Because of that, in my planning this week I am planning ahead to be ready to free myself up to pull small groups as much as possible. I know that some students already know the standard algorithm--and others are still not really even confident with arrays. This is going to take some navigating and planning! If you are interested in any of the resources pictured in this post, simply click the image to learn more about it.
Here are a few of my "rules to live by" when faced with this type of situation. After all, if I'm going to be working with a small group--I want to do way more than just keep the other students "busy". Right?
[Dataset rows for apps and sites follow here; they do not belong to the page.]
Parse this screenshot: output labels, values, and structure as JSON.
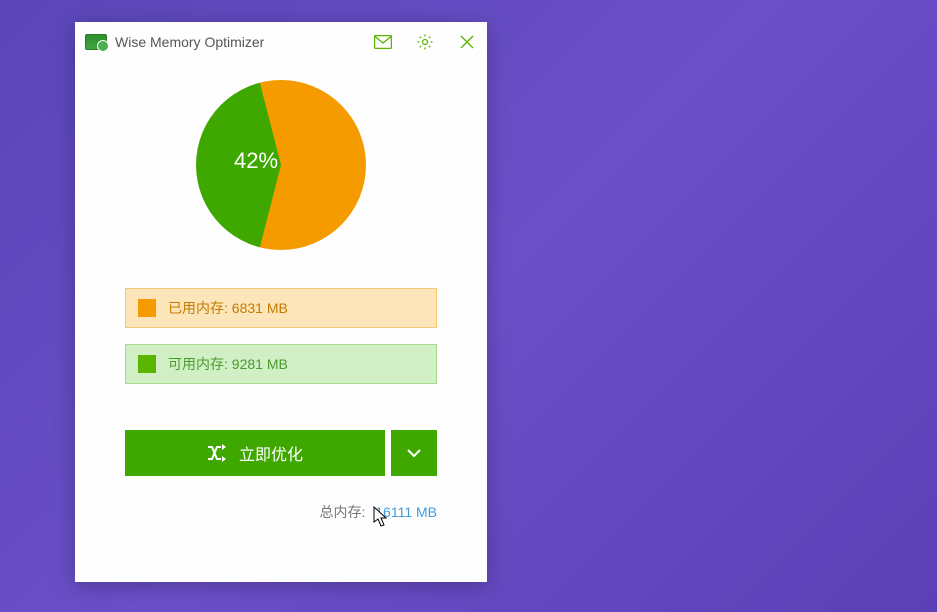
{
  "title": "Wise Memory Optimizer",
  "chart_data": {
    "type": "pie",
    "categories": [
      "已用内存",
      "可用内存"
    ],
    "values": [
      42,
      58
    ],
    "colors": [
      "#3fa800",
      "#f59b00"
    ],
    "center_label": "42%"
  },
  "stats": {
    "used_label": "已用内存: 6831 MB",
    "free_label": "可用内存: 9281 MB"
  },
  "actions": {
    "optimize_label": "立即优化"
  },
  "footer": {
    "total_label": "总内存:",
    "total_value": "16111 MB"
  },
  "colors": {
    "green": "#3fa800",
    "orange": "#f59b00",
    "free_bg": "#d1efc4",
    "used_bg": "#fce5b9"
  }
}
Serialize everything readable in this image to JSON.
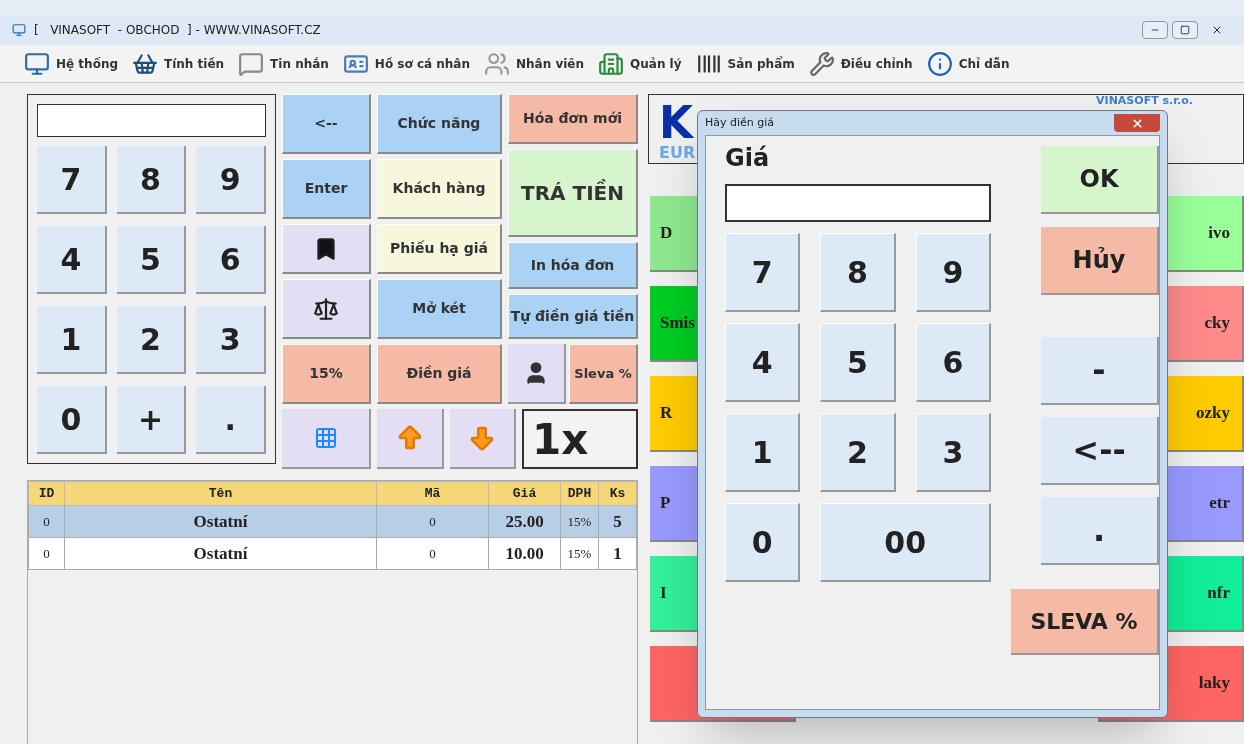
{
  "window": {
    "title": "[   VINASOFT  - OBCHOD  ] - WWW.VINASOFT.CZ"
  },
  "toolbar": [
    {
      "label": "Hệ thống",
      "kind": "system"
    },
    {
      "label": "Tính tiền",
      "kind": "basket"
    },
    {
      "label": "Tin nhắn",
      "kind": "message"
    },
    {
      "label": "Hồ sơ cá nhân",
      "kind": "profile"
    },
    {
      "label": "Nhân viên",
      "kind": "staff"
    },
    {
      "label": "Quản lý",
      "kind": "manage"
    },
    {
      "label": "Sản phẩm",
      "kind": "barcode"
    },
    {
      "label": "Điều chỉnh",
      "kind": "tools"
    },
    {
      "label": "Chỉ dẫn",
      "kind": "info"
    }
  ],
  "keypad": {
    "keys": [
      "7",
      "8",
      "9",
      "4",
      "5",
      "6",
      "1",
      "2",
      "3",
      "0",
      "+",
      "."
    ]
  },
  "function_columns": [
    [
      {
        "label": "<--",
        "color": "#a9d2f5"
      },
      {
        "label": "Enter",
        "color": "#a9d2f5"
      },
      {
        "kind": "bookmark",
        "color": "#e4def5"
      },
      {
        "kind": "scale",
        "color": "#e4def5"
      },
      {
        "label": "15%",
        "color": "#f5baa6"
      }
    ],
    [
      {
        "label": "Chức năng",
        "color": "#a9d2f5"
      },
      {
        "label": "Khách hàng",
        "color": "#f7f7de"
      },
      {
        "label": "Phiếu hạ giá",
        "color": "#f7f7de"
      },
      {
        "label": "Mở két",
        "color": "#a9d2f5"
      },
      {
        "label": "Điền giá",
        "color": "#f5baa6"
      }
    ],
    [
      {
        "label": "Hóa đơn mới",
        "color": "#f5baa6"
      },
      {
        "label": "TRÁ TIỀN",
        "color": "#d6f5cc"
      },
      {
        "label": "In hóa đơn",
        "color": "#a9d2f5"
      },
      {
        "label": "Tự điền giá tiền",
        "color": "#a9d2f5"
      },
      {
        "label": "Sleva %",
        "color": "#f5baa6"
      }
    ]
  ],
  "quantity": "1x",
  "table": {
    "columns": [
      "ID",
      "Tên",
      "Mã",
      "Giá",
      "DPH",
      "Ks"
    ],
    "rows": [
      {
        "cells": [
          "0",
          "Ostatní",
          "0",
          "25.00",
          "15%",
          "5"
        ],
        "selected": true
      },
      {
        "cells": [
          "0",
          "Ostatní",
          "0",
          "10.00",
          "15%",
          "1"
        ],
        "selected": false
      }
    ]
  },
  "display": {
    "currency": "K",
    "subcurrency": "EUR",
    "company": "VINASOFT s.r.o."
  },
  "categories": [
    {
      "left": {
        "label": "D",
        "color": "#8ee88e"
      },
      "right": {
        "label": "ivo",
        "color": "#99ff99"
      }
    },
    {
      "left": {
        "label": "Smis",
        "color": "#00cc22"
      },
      "right": {
        "label": "cky",
        "color": "#ff8a8a"
      }
    },
    {
      "left": {
        "label": "R",
        "color": "#ffcc00"
      },
      "right": {
        "label": "ozky",
        "color": "#ffcc00"
      }
    },
    {
      "left": {
        "label": "P",
        "color": "#9999ff"
      },
      "right": {
        "label": "etr",
        "color": "#9999ff"
      }
    },
    {
      "left": {
        "label": "I",
        "color": "#33f099"
      },
      "right": {
        "label": "nfr",
        "color": "#11ee99"
      }
    },
    {
      "left": {
        "color": "#ff6464"
      },
      "right": {
        "label": "laky",
        "color": "#ff6464"
      }
    }
  ],
  "dialog": {
    "title": "Hãy điền giá",
    "field_label": "Giá",
    "keys": [
      "7",
      "8",
      "9",
      "4",
      "5",
      "6",
      "1",
      "2",
      "3",
      "0",
      "00"
    ],
    "ok": "OK",
    "cancel": "Hủy",
    "side_keys": [
      "-",
      "<--",
      "."
    ],
    "discount": "SLEVA %"
  }
}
1. Know where your students are and where they need to be. Make sure you are clear on your content--and have a plan for assessing students formally and informally throughout your teaching so you can really target your instruction to exactly what they need. I'm not a huge fan of pretesting (I think it's tough to make decisions about concepts based on one or two problems) but I am a HUGE fan of formative assessment along the way. If a student can demonstrate mastery, they may need SOME work to build fluency--but their time is better spent doing other things. I use my formative assessment resources all the time to take quick snapshots of progress.
2. So what if they need that "something else"? I love to immerse my students in challenging, open-ended tasks. For this unit, I am presenting my Thinker Task Valentine Challenge to the class as one of these options. Notice that I said TO THE CLASS. I make sure ALL students have access to these quality problems. Some students may not get as far into the challenge as others--but we so often "dumb down" our instruction for our struggling students and don't give them access to rigorous and meaningful tasks. I might encourage them to use a calculator...to work in teams...or to use the easier version (I love that these have 2 levels for just this reason!). Again--if I am pulling small groups, there will be time for students to do other work--and this is a great way for students to ALL have a common task.
4. Another great thing for students to work on when they aren't with you is word problems. Whether you have them try them alone or work in partners--problem solving is NEVER a bad use of time! Try to find problems that will be engaging (these all have a February or Valentine's Day theme) and are at a variety of levels. I keep mine cut apart and in a pocket chart on my wall and try to put the easier ones toward the top. Many of these also have an "extra" component so students can tackle that piece if it is a good fit for them. As I transition between groups, I'll do some laps around the classroom checking student choices and doing some coaching along the way--but they really do a nice job of coaching each other!
Want to pin this for later? Here you go!